Mark flees the city by stealing a small plane and flies out to the desert where he meets free-spirited secretary Daria (Daria Halprin) who is on her way to meet with her new wealthy land developer boss Lee Allen (Rod Taylor).
The two spend some time making love in the desert with nature (and many other imagined people) before painting the stolen plane in groovy colours – although where they get the paint is a good question!
Mark then flies the plane back to LA to give himself up and is shot dead by clearly trigger-happy and psychopathic cops. Daria, meanwhile, goes on to join her boss at his palatial home in Phoenix.
The film ends with televisions, refrigerators, and other household appliances being blown to smithereens in slow motion as Daria drives off while Roy Orbison sings So Young . . .

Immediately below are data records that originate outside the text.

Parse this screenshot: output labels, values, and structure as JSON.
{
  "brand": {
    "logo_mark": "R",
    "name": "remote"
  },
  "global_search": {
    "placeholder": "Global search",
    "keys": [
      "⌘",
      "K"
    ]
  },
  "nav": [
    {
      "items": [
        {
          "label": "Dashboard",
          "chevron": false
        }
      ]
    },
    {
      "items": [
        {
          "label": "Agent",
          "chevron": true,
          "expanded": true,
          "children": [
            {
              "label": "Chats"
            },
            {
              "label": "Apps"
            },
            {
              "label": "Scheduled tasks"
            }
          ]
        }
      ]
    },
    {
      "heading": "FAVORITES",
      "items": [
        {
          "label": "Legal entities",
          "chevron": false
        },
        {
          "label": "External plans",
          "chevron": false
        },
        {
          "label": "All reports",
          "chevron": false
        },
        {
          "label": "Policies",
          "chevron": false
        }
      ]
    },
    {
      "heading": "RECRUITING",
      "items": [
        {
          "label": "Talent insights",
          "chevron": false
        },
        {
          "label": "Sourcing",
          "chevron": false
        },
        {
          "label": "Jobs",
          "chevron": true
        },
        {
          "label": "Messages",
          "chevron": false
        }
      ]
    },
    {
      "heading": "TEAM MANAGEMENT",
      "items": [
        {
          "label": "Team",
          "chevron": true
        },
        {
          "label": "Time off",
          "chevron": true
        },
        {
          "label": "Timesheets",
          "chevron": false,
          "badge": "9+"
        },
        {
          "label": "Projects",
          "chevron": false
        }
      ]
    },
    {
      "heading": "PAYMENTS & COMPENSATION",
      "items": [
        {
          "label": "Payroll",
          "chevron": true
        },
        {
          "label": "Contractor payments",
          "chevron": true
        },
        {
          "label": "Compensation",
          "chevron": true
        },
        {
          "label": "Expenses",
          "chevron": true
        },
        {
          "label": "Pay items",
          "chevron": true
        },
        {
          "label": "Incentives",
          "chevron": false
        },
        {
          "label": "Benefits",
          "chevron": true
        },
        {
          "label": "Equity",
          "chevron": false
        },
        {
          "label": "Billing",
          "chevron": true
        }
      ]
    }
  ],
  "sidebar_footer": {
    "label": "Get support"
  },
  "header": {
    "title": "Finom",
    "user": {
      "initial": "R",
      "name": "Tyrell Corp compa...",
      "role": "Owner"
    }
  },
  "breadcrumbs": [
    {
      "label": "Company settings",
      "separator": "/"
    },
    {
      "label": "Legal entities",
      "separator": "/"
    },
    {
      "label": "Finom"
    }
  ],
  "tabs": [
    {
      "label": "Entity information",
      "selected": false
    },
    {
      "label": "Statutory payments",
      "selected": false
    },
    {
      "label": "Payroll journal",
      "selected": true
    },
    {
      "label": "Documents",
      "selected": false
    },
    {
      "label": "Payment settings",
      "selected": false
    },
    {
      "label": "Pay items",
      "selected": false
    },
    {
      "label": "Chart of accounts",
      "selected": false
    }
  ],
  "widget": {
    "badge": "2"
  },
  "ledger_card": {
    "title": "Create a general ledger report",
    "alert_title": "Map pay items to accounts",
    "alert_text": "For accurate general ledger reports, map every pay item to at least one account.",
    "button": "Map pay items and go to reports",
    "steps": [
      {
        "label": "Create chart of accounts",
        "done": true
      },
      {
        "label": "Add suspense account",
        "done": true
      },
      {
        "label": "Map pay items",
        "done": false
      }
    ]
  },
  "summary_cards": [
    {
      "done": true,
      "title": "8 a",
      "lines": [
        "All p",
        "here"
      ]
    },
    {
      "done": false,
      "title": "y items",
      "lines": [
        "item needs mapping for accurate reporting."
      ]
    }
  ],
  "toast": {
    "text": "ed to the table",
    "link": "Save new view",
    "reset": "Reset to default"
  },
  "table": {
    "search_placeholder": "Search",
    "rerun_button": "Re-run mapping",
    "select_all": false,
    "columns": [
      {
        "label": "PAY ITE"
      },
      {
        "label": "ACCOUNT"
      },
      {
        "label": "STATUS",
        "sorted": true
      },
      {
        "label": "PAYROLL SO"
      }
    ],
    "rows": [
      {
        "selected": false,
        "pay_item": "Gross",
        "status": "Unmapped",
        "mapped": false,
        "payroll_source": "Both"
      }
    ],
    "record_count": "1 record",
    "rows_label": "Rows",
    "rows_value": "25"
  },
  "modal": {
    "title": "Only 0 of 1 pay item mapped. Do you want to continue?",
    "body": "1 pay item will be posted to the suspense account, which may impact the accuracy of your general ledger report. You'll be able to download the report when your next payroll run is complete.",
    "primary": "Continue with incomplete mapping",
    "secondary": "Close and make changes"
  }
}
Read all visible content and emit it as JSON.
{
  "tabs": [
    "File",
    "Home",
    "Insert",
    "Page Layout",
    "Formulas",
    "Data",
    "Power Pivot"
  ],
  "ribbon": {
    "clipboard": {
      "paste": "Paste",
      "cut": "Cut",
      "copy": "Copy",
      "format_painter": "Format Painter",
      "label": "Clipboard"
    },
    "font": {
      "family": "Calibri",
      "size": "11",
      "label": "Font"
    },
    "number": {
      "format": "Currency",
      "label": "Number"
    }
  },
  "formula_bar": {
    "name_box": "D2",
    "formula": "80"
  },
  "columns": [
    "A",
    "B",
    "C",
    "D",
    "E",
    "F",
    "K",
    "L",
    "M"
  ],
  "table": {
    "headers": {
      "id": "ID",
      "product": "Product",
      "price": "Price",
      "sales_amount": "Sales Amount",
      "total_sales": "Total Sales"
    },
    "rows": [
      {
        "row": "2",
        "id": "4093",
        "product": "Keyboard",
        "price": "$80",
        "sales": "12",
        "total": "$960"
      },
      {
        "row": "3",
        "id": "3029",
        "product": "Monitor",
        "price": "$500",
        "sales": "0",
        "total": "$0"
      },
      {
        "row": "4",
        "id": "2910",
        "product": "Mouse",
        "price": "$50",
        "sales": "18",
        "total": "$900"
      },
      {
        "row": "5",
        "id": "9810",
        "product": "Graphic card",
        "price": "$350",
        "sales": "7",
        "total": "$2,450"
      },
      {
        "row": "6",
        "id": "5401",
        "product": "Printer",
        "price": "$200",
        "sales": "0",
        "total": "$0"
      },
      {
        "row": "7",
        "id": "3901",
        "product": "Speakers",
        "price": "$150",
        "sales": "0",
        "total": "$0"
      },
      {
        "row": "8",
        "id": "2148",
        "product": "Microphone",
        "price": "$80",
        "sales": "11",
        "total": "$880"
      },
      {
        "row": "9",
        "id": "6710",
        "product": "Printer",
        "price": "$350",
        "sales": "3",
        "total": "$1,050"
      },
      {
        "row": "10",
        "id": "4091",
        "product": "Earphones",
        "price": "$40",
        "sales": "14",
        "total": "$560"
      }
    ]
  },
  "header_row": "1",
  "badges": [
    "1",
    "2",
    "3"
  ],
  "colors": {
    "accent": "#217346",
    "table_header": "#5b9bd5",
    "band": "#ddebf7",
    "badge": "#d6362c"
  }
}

But this is not a script-driven film. Except for the first ten minutes, it is mostly visual, with stunning cinematography. But the beautiful images seem random and lack synthesis.
It’s worth seeing, though, just for the classic slow-motion explosion ending with Pink Floyd‘s Careful with That Axe, Eugene playing and symbols of commercialisation floating through the air.
The film had equally strange echoes in real life: Mark Frechette later robbed a bank (for political reasons, he claimed) and died mysteriously in prison in 1975 at the age of 27, and co-star Daria Halprin was Frechette’s off-screen girlfriend for a short time when they lived together in a Boston commune. Halprin was also briefly married to Dennis Hopper.
Watch out for a very young (unbilled) Harrison Ford as a cop.
‘Zabriskie Point’ is a rainbow-coloured spot in Death Valley, where layers of multi-hued sediment in the jagged crests of rock create the impression of a sand picture given three dimensions.
Lee Allen’s associate
G D Spradlin